BEGIN
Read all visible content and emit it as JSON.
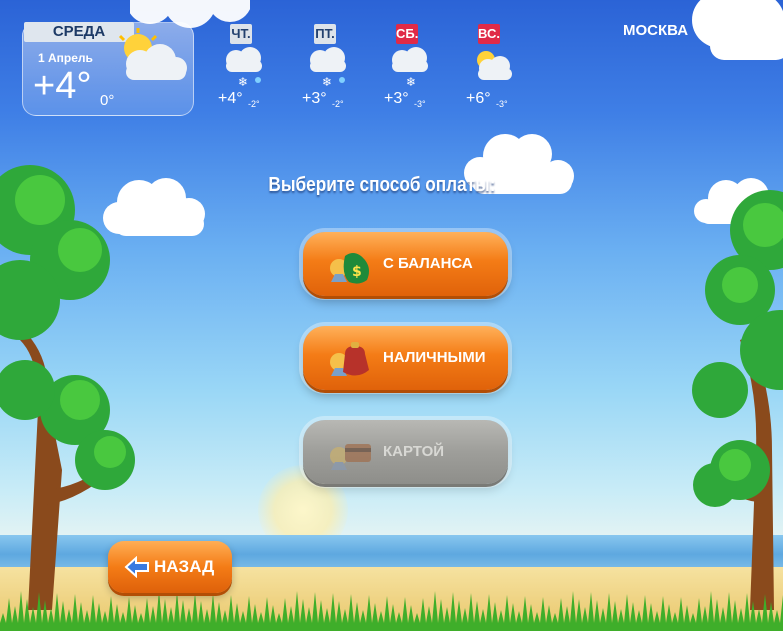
{
  "weather": {
    "today": {
      "day": "СРЕДА",
      "date": "1 Апрель",
      "temp_high": "+4°",
      "temp_low": "0°"
    },
    "forecast": [
      {
        "day": "ЧТ.",
        "weekend": false,
        "temp_high": "+4°",
        "temp_low": "-2°"
      },
      {
        "day": "ПТ.",
        "weekend": false,
        "temp_high": "+3°",
        "temp_low": "-2°"
      },
      {
        "day": "СБ.",
        "weekend": true,
        "temp_high": "+3°",
        "temp_low": "-3°"
      },
      {
        "day": "ВС.",
        "weekend": true,
        "temp_high": "+6°",
        "temp_low": "-3°"
      }
    ],
    "city": "МОСКВА"
  },
  "main": {
    "heading": "Выберите способ оплаты:",
    "options": [
      {
        "label": "С БАЛАНСА",
        "icon": "money-bag-icon",
        "enabled": true
      },
      {
        "label": "НАЛИЧНЫМИ",
        "icon": "coin-purse-icon",
        "enabled": true
      },
      {
        "label": "КАРТОЙ",
        "icon": "credit-card-icon",
        "enabled": false
      }
    ]
  },
  "footer": {
    "back_label": "НАЗАД"
  },
  "colors": {
    "button_orange": "#f47c16",
    "button_disabled": "#9e9e9a",
    "weekend_red": "#e02a48"
  }
}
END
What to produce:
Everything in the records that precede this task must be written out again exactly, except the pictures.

Task response:
Read all visible content and emit it as JSON.
{
  "weather": {
    "today": {
      "day": "СРЕДА",
      "date": "1 Апрель",
      "temp_high": "+4°",
      "temp_low": "0°"
    },
    "forecast": [
      {
        "day": "ЧТ.",
        "weekend": false,
        "temp_high": "+4°",
        "temp_low": "-2°"
      },
      {
        "day": "ПТ.",
        "weekend": false,
        "temp_high": "+3°",
        "temp_low": "-2°"
      },
      {
        "day": "СБ.",
        "weekend": true,
        "temp_high": "+3°",
        "temp_low": "-3°"
      },
      {
        "day": "ВС.",
        "weekend": true,
        "temp_high": "+6°",
        "temp_low": "-3°"
      }
    ],
    "city": "МОСКВА"
  },
  "main": {
    "heading": "Выберите способ оплаты:",
    "options": [
      {
        "label": "С БАЛАНСА",
        "icon": "money-bag-icon",
        "enabled": true
      },
      {
        "label": "НАЛИЧНЫМИ",
        "icon": "coin-purse-icon",
        "enabled": true
      },
      {
        "label": "КАРТОЙ",
        "icon": "credit-card-icon",
        "enabled": false
      }
    ]
  },
  "footer": {
    "back_label": "НАЗАД"
  },
  "colors": {
    "button_orange": "#f47c16",
    "button_disabled": "#9e9e9a",
    "weekend_red": "#e02a48"
  }
}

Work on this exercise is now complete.